Work out how many lines in the records contain the word "amount", and give that number alone.

BEGIN Given data

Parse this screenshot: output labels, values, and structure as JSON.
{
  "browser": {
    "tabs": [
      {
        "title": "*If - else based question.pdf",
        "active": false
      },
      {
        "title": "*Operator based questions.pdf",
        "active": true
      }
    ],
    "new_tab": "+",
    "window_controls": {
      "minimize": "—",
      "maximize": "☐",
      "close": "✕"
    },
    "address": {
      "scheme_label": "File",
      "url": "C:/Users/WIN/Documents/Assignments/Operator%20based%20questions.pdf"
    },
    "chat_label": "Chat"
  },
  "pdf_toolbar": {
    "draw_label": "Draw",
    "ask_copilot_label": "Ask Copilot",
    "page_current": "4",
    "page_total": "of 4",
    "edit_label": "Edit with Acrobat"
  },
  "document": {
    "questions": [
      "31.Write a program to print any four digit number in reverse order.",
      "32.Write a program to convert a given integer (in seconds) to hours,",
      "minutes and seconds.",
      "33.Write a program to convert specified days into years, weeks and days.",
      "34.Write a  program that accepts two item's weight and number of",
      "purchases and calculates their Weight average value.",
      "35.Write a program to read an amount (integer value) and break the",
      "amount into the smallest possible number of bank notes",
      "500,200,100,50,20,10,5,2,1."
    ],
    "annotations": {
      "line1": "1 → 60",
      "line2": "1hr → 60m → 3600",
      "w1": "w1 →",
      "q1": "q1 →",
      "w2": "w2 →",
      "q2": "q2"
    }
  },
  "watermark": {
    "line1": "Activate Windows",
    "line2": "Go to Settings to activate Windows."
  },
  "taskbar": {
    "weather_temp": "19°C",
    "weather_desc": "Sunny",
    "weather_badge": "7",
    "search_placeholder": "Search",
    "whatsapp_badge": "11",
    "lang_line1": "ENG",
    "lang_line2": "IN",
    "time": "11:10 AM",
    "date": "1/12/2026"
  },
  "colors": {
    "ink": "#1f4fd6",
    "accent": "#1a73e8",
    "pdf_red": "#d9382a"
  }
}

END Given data

**Written answer:** 2